Preserving food was an important part of Victorian life, as we have demonstrated through the year with experiments in pickling, canning, and drying. If I had a domestic staff, I would be a terrible tyrant, making them save and use every scrap of food and every animal bone. The Book of Household Management lists several recipes for potted meats, including veal, anchovies, and more.
What was, 150 years ago, an exercise in thrift and practicality is now an elegant snack that brings something unique to the table for holidays and entertaining. Potted meat can be thought of as a British precursor to deviled ham or paté. This is a great host/hostess gift or something unique for a meat lover you know. The potted meat keeps a long time, but it’s not shelf-stable like a pickle, so plan accordingly. It’s wonderful on crackers or spread on bread as a sandwich. Once you get the lid on, you can fancy it up with some pretty cloth or ribbons.
Recently, I potted some rabbit. They are worth shopping around for, because I see greater discrepancies in rabbit prices than any other meat. One Seattle store carries $25 rabbit, while at one of my favorite Asian markets I can usually get one for around $6.
Potted Rabbit [1028.]
This recipe just fills a pint canning jar for me, and can be easily doubled. The liquor that the rabbit is stewed in can be strained and used for soups and gravies.
4 slices of raw bacon
a large bunch of savory herbs, such as thyme, oregano, and parsley
1 cup of decent sherry
4 whole cloves
Pinch of powdered mace or a finely-chopped blade [optional]*
1 teaspoonful of whole allspice
2 carrots, chunked
1 onion, sliced
salt and pepper to taste
A small quantity of melted butter [1-2 tablespoons]
1. Skin, empty, and wash the rabbit, if needed; cut it down the middle, and put it into a stewpan, with a few slices of bacon under and over it; add the spices, herbs, vegetables, sherry, and sufficient water to cover the rabbit (usually about a pint). Bring the liquid to a gentle boil. Stew very gently on low, covered, for 2 hours, until the rabbit is tender, and the flesh will separate easily from the bones.

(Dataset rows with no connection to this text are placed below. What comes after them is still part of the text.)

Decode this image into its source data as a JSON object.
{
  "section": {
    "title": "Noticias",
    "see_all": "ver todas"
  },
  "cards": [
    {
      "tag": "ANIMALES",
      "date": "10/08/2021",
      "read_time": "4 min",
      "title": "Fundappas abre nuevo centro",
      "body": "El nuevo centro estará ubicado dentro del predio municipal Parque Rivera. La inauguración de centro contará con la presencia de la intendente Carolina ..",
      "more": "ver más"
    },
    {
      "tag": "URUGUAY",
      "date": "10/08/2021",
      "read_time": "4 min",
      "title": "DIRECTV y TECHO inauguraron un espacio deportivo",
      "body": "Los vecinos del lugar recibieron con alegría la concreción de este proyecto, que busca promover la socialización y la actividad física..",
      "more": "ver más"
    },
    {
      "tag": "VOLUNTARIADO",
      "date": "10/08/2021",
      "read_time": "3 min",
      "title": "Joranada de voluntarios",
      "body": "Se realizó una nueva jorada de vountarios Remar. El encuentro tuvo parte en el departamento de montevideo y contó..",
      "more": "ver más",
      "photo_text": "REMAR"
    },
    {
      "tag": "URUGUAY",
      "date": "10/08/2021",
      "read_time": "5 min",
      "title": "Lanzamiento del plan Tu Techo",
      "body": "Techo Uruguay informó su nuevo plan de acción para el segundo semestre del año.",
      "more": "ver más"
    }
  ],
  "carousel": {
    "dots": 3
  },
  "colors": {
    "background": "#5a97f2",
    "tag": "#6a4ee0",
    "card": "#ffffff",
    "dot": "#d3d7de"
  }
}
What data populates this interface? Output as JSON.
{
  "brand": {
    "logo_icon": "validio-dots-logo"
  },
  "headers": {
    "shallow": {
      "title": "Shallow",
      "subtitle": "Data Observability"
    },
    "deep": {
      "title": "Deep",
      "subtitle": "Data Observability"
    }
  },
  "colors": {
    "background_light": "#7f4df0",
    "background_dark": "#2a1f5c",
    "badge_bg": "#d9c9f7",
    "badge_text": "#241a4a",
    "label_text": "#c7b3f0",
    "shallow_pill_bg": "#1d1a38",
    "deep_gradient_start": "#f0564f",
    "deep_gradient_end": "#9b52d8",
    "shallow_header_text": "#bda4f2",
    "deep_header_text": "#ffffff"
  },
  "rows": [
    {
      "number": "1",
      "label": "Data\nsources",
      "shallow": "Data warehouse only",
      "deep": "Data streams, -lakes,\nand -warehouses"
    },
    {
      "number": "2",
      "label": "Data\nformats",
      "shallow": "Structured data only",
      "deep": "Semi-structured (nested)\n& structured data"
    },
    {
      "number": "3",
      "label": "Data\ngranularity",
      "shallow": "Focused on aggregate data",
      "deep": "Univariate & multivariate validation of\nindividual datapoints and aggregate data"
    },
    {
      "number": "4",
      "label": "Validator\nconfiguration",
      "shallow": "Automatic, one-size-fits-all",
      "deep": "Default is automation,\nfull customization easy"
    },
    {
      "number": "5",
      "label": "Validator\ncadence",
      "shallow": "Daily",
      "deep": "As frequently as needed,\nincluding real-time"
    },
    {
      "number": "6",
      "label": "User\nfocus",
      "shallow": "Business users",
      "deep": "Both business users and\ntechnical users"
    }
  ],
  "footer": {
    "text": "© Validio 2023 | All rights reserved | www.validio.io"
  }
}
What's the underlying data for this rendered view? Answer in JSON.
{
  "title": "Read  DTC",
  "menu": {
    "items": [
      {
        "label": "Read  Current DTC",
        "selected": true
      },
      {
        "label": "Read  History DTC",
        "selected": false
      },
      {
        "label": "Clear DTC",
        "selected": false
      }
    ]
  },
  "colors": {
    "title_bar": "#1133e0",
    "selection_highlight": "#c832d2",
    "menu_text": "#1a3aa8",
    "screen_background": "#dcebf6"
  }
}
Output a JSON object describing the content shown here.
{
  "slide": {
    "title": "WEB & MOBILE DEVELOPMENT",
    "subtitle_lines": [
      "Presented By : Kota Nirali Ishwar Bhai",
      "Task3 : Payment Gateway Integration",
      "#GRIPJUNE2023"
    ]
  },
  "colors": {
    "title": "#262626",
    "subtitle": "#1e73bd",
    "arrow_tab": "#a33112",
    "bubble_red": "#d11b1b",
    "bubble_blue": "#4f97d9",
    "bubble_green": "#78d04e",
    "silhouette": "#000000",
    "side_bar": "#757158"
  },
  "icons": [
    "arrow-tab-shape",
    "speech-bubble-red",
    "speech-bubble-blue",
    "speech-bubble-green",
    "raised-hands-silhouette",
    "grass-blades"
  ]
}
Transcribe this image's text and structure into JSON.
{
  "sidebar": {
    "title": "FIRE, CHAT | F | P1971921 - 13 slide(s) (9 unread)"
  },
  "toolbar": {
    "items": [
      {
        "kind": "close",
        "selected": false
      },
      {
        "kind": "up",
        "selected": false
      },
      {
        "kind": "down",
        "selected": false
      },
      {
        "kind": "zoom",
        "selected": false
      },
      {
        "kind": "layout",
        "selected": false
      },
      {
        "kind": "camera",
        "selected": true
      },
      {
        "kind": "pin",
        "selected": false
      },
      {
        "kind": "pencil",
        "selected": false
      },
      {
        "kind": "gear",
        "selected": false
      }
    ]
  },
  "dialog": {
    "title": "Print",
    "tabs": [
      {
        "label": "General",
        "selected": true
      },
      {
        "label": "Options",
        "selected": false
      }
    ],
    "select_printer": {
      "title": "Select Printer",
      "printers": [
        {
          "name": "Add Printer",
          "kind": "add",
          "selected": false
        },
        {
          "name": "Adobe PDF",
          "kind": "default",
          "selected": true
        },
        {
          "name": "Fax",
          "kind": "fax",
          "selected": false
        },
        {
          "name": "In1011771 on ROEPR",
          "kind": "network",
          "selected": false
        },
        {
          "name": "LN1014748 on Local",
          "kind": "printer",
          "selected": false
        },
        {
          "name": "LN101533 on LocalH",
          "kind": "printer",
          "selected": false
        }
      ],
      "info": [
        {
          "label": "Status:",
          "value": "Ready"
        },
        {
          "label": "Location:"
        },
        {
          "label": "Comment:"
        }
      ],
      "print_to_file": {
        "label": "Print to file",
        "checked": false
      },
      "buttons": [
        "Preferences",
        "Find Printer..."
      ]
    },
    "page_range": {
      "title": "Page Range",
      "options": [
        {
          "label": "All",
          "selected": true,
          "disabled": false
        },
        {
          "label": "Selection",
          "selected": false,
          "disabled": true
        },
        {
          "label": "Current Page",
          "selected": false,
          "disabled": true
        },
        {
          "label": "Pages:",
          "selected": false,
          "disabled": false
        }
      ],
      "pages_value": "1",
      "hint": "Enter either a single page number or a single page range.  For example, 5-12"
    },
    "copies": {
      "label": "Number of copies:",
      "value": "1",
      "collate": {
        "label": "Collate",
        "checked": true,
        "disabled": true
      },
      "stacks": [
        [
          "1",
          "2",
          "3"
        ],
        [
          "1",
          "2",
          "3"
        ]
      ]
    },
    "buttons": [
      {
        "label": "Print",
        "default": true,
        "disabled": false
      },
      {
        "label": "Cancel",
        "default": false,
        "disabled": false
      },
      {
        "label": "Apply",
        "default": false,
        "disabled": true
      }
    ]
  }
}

2. When done enough, remove the rabbit from the broth, separate the tender flesh from the bones, and pound the meat, with the bacon, in a mortar, until reduced to a perfectly smooth paste. [The Victorians were very fond of pounding everything, but for this step I pulse the mixture gently in a food processor. You could also chop the meat very finely.] Should it not be sufficiently seasoned, add a little cayenne, salt, and pounded mace, but be careful that these are well mixed with the other ingredients.
3. Press the meat compactly into potting-pots (I like clear glass canning jars for this), pour over melted butter, and keep covered refrigerated.
* Mace, especially whole blades, can be challenging to source. It is possible to substitute ground nutmeg in much smaller quantities (usually half). I recommend mace for an authentic Victorian flavor, and also to blow people’s minds trying to figure out what it is, since many people are unfamiliar with it now.
Potted Ham, That Will Keep Good for Some Time [814.]
This recipe is great for using up leftover baked ham.
To 2 lbs. of lean ham allow
1/2 lb. of fat (bacon grease, duck fat, or other drippings)
1 teaspoonful of pounded mace
1/2 teaspoonful of pounded allspice
1/2 teaspoonful of nutmeg
1/2 teaspoonful of cayenne
pepper to taste
clarified butter or lard
1. Mince the ham and stir together the softened or melted fat in the above proportion, seasoning it with cayenne pepper, allspice, pepper, pounded mace, and nutmeg.
2. Grind to a smooth paste in a food processor, or chop very finely if needed.
3. Press the mixture firmly into potting-pots or a jar to prevent air pockets, pour over clarified butter, and keep it refrigerated. This recipe produces about 3 pints. If well-seasoned, it will keep a long time in winter, and will be found very convenient for sandwiches, &c.